Saturday, January 11, 2020
In many states married couples have the option to own property jointly and equally in a manner that not only avoids probate like joint tenancy but also eliminates the threat of creditors. This type of ownership is tenancy by the entirety and is available in roughly half of the states and District of Columbia.
Tenancy by the entirety maintains the same right of survivorship as a joint tenancy, but one spouse cannot sell his or her interest without the other’s permission. The creditors of one spouse may place a lien on property held in tenancy by the entirety, but if the debtor dies before the other spouse, the other spouse takes ownership of the property free and clear of the debt. Thus both spouses must sign a mortgage on a property held by a tenancy by the entirety for the mortgage to be valid.
If you live in a state that allows tenancy by the entirety, it may be a good idea to see if the property is in fact owned in that manner. If an unmarried couple buys property and then subsequently marries, they should check if they can re-title the deed as tenants by the entirety to avail themselves of the greater protections this form of tenancy offers.

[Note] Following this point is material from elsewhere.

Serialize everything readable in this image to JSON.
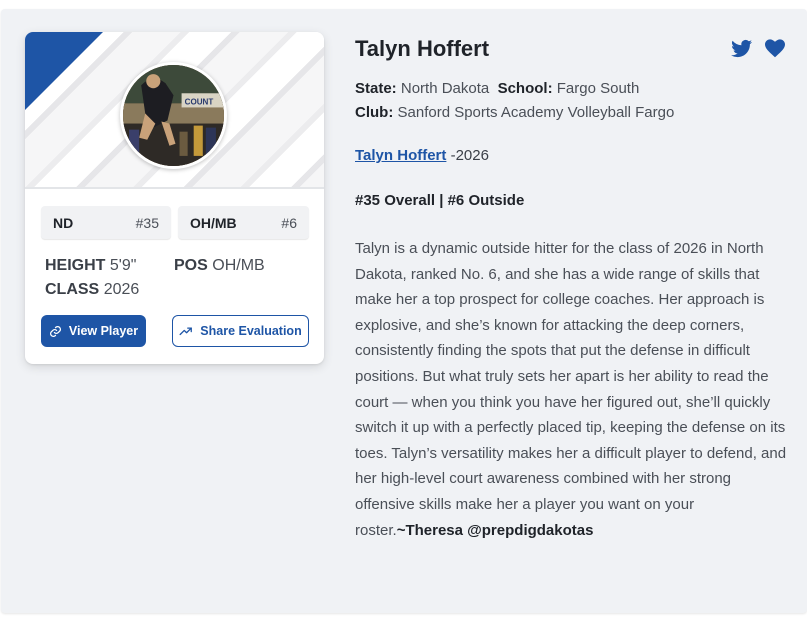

See Special Ownership for Married Couples: Tenancy by the Entirety, Milvidskiy Law Firm, December 10, 2020.
Special thanks to Jim Hillhouse (Professional Legal Marketing (PLM, Inc.)) for bringing this article to my attention.